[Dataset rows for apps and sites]
_ _ _

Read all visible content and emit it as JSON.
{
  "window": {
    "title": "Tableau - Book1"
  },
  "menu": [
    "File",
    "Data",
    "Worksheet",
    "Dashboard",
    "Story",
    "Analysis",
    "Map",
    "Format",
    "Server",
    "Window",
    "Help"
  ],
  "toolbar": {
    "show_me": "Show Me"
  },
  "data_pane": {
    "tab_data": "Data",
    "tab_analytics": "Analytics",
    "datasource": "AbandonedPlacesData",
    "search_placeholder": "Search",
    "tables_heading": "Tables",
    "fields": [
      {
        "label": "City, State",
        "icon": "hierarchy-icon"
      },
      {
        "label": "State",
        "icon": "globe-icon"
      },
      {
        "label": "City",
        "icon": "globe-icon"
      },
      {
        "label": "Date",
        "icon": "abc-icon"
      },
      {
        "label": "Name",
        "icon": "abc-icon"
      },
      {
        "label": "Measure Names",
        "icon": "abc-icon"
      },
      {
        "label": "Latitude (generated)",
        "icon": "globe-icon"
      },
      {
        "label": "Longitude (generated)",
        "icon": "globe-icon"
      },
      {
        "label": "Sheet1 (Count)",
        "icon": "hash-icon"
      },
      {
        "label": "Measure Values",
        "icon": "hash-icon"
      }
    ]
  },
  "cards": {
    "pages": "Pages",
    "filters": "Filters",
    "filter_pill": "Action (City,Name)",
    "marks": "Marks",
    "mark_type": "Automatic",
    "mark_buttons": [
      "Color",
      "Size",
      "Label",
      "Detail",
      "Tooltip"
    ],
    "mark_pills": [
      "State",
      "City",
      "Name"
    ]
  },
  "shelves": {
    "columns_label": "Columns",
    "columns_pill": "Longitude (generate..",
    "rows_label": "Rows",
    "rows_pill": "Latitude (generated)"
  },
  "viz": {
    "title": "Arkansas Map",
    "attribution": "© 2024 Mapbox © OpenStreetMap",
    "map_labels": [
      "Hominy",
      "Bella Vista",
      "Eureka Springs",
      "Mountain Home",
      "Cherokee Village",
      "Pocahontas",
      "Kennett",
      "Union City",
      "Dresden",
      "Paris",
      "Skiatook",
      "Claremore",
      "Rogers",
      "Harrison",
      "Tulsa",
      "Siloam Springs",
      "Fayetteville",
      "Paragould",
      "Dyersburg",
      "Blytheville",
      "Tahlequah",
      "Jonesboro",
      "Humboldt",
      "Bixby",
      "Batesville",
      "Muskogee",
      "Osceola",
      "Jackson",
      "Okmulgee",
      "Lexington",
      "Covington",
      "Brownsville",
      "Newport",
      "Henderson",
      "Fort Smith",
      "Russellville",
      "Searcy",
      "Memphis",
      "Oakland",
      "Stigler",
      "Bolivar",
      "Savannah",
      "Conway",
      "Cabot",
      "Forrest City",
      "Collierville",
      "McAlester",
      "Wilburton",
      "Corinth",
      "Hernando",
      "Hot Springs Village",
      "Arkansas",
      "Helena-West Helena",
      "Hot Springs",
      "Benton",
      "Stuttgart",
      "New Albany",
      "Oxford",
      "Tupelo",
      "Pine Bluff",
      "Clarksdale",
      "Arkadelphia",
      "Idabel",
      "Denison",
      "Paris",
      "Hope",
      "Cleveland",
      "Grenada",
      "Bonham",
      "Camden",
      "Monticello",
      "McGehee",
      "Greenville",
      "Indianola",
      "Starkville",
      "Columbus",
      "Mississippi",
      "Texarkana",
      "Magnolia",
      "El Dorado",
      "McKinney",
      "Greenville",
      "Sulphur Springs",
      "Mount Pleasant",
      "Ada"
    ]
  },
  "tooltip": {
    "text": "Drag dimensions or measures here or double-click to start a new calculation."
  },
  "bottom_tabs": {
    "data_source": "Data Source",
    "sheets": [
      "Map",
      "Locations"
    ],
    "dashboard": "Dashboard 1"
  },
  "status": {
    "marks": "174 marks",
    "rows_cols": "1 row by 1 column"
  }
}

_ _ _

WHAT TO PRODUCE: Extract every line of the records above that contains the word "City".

RESULT:
        "label": "City, State",
        "label": "City",
    "filter_pill": "Action (City,Name)",
      "City",
      "Union City",
      "Forrest City",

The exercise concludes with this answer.